Emerging biomedical applications of polyaspartic acid-derived biodegradable polyelectrolytes and polyelectrolyte complexes

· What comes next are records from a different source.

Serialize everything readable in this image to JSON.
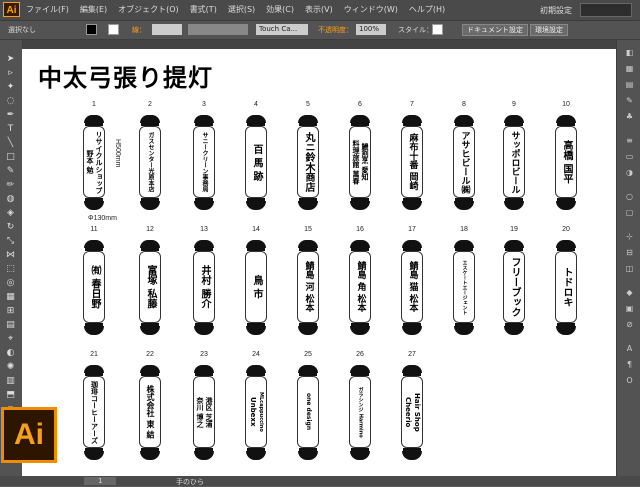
{
  "app": {
    "badge": "Ai",
    "workspace": "初期設定"
  },
  "menu": [
    "ファイル(F)",
    "編集(E)",
    "オブジェクト(O)",
    "書式(T)",
    "選択(S)",
    "効果(C)",
    "表示(V)",
    "ウィンドウ(W)",
    "ヘルプ(H)"
  ],
  "control": {
    "selection": "選択なし",
    "stroke_label": "線：",
    "brush": "Touch Ca...",
    "opacity_label": "不透明度：",
    "opacity": "100%",
    "style_label": "スタイル：",
    "doc_settings": "ドキュメント設定",
    "prefs": "環境設定"
  },
  "status": {
    "zoom": "1",
    "tool": "手のひら"
  },
  "canvas": {
    "title": "中太弓張り提灯",
    "dim_height": "H500mm",
    "dim_width": "Φ130mm",
    "lanterns": [
      {
        "num": "1",
        "lines": [
          "リサイクルショップ",
          "野本 勉"
        ]
      },
      {
        "num": "2",
        "lines": [
          "ガスセンター光原本店"
        ]
      },
      {
        "num": "3",
        "lines": [
          "サニークリーン事務局"
        ]
      },
      {
        "num": "4",
        "lines": [
          "百 馬 跡"
        ]
      },
      {
        "num": "5",
        "lines": [
          "丸ニ鈴木商店"
        ]
      },
      {
        "num": "6",
        "lines": [
          "鰻割烹 愛知",
          "料理旅館 萬春"
        ]
      },
      {
        "num": "7",
        "lines": [
          "麻布十番 岡崎"
        ]
      },
      {
        "num": "8",
        "lines": [
          "アサヒビール㈱"
        ]
      },
      {
        "num": "9",
        "lines": [
          "サッポロビール"
        ]
      },
      {
        "num": "10",
        "lines": [
          "高橋 国平"
        ]
      },
      {
        "num": "11",
        "lines": [
          "㈲ 春日野"
        ]
      },
      {
        "num": "12",
        "lines": [
          "富塚 私藤"
        ]
      },
      {
        "num": "13",
        "lines": [
          "井村 勝介"
        ]
      },
      {
        "num": "14",
        "lines": [
          "鳥 市"
        ]
      },
      {
        "num": "15",
        "lines": [
          "鯖島 河 松本"
        ]
      },
      {
        "num": "16",
        "lines": [
          "鯖島 角 松本"
        ]
      },
      {
        "num": "17",
        "lines": [
          "鯖島 猫 松本"
        ]
      },
      {
        "num": "18",
        "lines": [
          "エスケートエージェント"
        ]
      },
      {
        "num": "19",
        "lines": [
          "フリーブック"
        ]
      },
      {
        "num": "20",
        "lines": [
          "トドロキ"
        ]
      },
      {
        "num": "21",
        "lines": [
          "珈琲コーヒーアーズ"
        ]
      },
      {
        "num": "22",
        "lines": [
          "株式会社 東 結"
        ]
      },
      {
        "num": "23",
        "lines": [
          "港区 芝浦",
          "奈川 博之"
        ]
      },
      {
        "num": "24",
        "lines": [
          "MLcappuccino",
          "Unbexx"
        ]
      },
      {
        "num": "25",
        "lines": [
          "one design"
        ]
      },
      {
        "num": "26",
        "lines": [
          "ガラシンジ Harmino"
        ]
      },
      {
        "num": "27",
        "lines": [
          "Hair Shop",
          "Cheerio"
        ]
      }
    ]
  }
}
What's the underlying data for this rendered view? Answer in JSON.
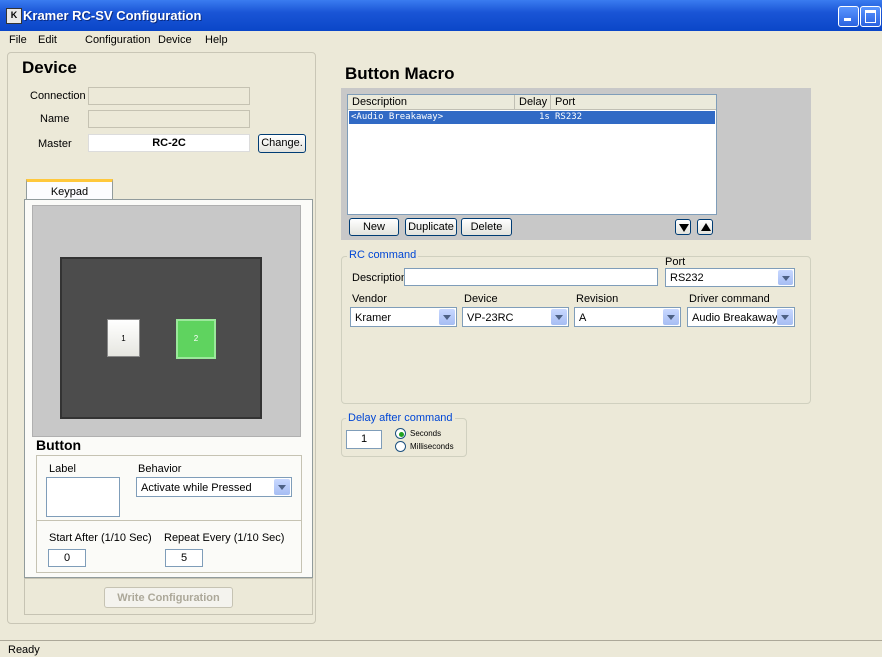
{
  "window": {
    "title": "Kramer RC-SV Configuration",
    "icon": "K"
  },
  "menu": [
    "File",
    "Edit",
    "Configuration",
    "Device",
    "Help"
  ],
  "device": {
    "heading": "Device",
    "connection_label": "Connection",
    "connection_value": "",
    "name_label": "Name",
    "name_value": "",
    "master_label": "Master",
    "master_value": "RC-2C",
    "change_button": "Change."
  },
  "keypad": {
    "tab_label": "Keypad",
    "keys": [
      {
        "label": "1",
        "selected": false
      },
      {
        "label": "2",
        "selected": true
      }
    ]
  },
  "button": {
    "heading": "Button",
    "label_label": "Label",
    "label_value": "",
    "behavior_label": "Behavior",
    "behavior_value": "Activate while Pressed",
    "start_after_label": "Start After (1/10 Sec)",
    "start_after_value": "0",
    "repeat_every_label": "Repeat Every (1/10 Sec)",
    "repeat_every_value": "5"
  },
  "write_button": "Write Configuration",
  "macro": {
    "heading": "Button Macro",
    "columns": [
      "Description",
      "Delay",
      "Port"
    ],
    "rows": [
      {
        "description": "<Audio Breakaway>",
        "delay": "1s",
        "port": "RS232"
      }
    ],
    "new_button": "New",
    "duplicate_button": "Duplicate",
    "delete_button": "Delete"
  },
  "rc_command": {
    "caption": "RC command",
    "description_label": "Description",
    "description_value": "",
    "port_label": "Port",
    "port_value": "RS232",
    "vendor_label": "Vendor",
    "vendor_value": "Kramer",
    "device_label": "Device",
    "device_value": "VP-23RC",
    "revision_label": "Revision",
    "revision_value": "A",
    "driver_label": "Driver command",
    "driver_value": "Audio Breakaway"
  },
  "delay": {
    "caption": "Delay after command",
    "value": "1",
    "seconds_label": "Seconds",
    "milliseconds_label": "Milliseconds",
    "unit_selected": "Seconds"
  },
  "status": "Ready",
  "colors": {
    "titlebar": "#0a46c8",
    "selection": "#316ac5",
    "key_selected": "#5fd35f",
    "groupcaption": "#0046d5"
  }
}
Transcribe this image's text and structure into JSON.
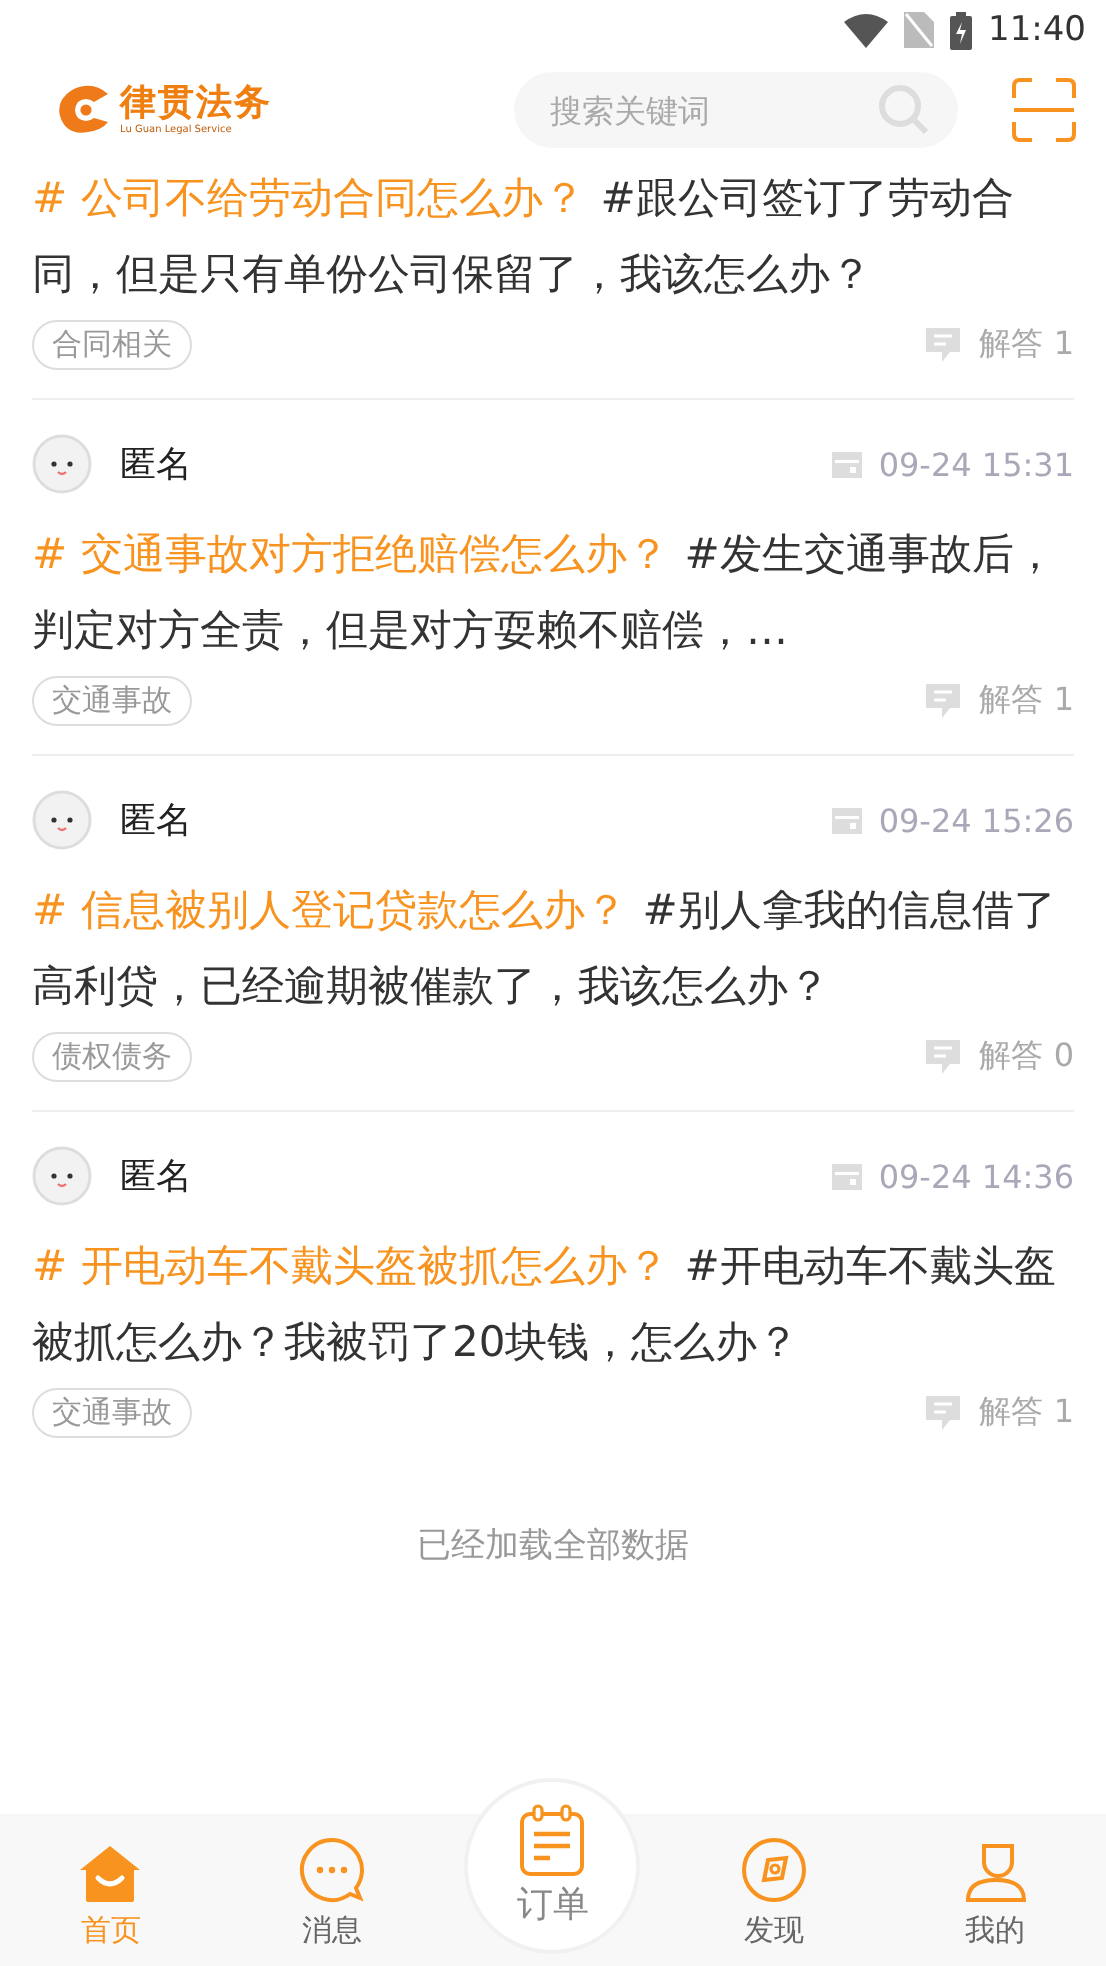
{
  "status_bar": {
    "time": "11:40"
  },
  "header": {
    "logo_title": "律贯法务",
    "logo_subtitle": "Lu Guan Legal Service",
    "search": {
      "placeholder": "搜索关键词"
    }
  },
  "posts": [
    {
      "topic": "# 公司不给劳动合同怎么办？",
      "body": "#跟公司签订了劳动合同，但是只有单份公司保留了，我该怎么办？",
      "tag": "合同相关",
      "answers": "解答 1"
    },
    {
      "author": "匿名",
      "time": "09-24 15:31",
      "topic": "# 交通事故对方拒绝赔偿怎么办？",
      "body": "#发生交通事故后，判定对方全责，但是对方耍赖不赔偿，…",
      "tag": "交通事故",
      "answers": "解答 1"
    },
    {
      "author": "匿名",
      "time": "09-24 15:26",
      "topic": "# 信息被别人登记贷款怎么办？",
      "body": "#别人拿我的信息借了高利贷，已经逾期被催款了，我该怎么办？",
      "tag": "债权债务",
      "answers": "解答 0"
    },
    {
      "author": "匿名",
      "time": "09-24 14:36",
      "topic": "# 开电动车不戴头盔被抓怎么办？",
      "body": "#开电动车不戴头盔被抓怎么办？我被罚了20块钱，怎么办？",
      "tag": "交通事故",
      "answers": "解答 1"
    }
  ],
  "footer_note": "已经加载全部数据",
  "nav": [
    {
      "kind": "home",
      "label": "首页",
      "selected": true
    },
    {
      "kind": "message",
      "label": "消息",
      "selected": false
    },
    {
      "kind": "order",
      "label": "订单",
      "selected": false
    },
    {
      "kind": "discover",
      "label": "发现",
      "selected": false
    },
    {
      "kind": "profile",
      "label": "我的",
      "selected": false
    }
  ]
}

Polyelectrolytes (PELs) – polymers with charged repeat units – have emerged as a useful class of polymers for biomedical applications due to their high aqueous solubility, low aggregation propensity and the opportunity they afford for polyvalent interactions with surfaces. Biodegradability and biocompatibility of PELs are important prerequisites for their utilization in in vivo applications. PELs that can be chemically functionalized with ease prove advantageous for creating diverse biomaterials. Polyaspartic acid (PASA) is a modular and biocompatible synthetic PEL that has all these features. It also shows many positive biomedical attributes such as bone-tissue targeting, muco-adhesive behavior and extended blood circulation time. Cationic PELs derived from PASA are rapidly internalized by mammalian and bacterial cells, and hence have immense utility in therapeutic delivery applications. Polyelectrolyte complexes (PECs) and multilayers (PEMs) formed from PASA PELs have further expanded their biomedical utility. This mini-review highlights some recent literature examples of unique biomedical applications of PELs, PECs and PEMs prepared through the molecular engineering of PASA. It discusses biomineralization modulators, anti-mycobacterial agents, underwater adhesives, mucoadhesive drug and gene delivery agents, and cell encapsulants fabricated using PASA derived PELs.
- This article is part of the themed collection: Journal of Materials Chemistry B top 5% most-read Q1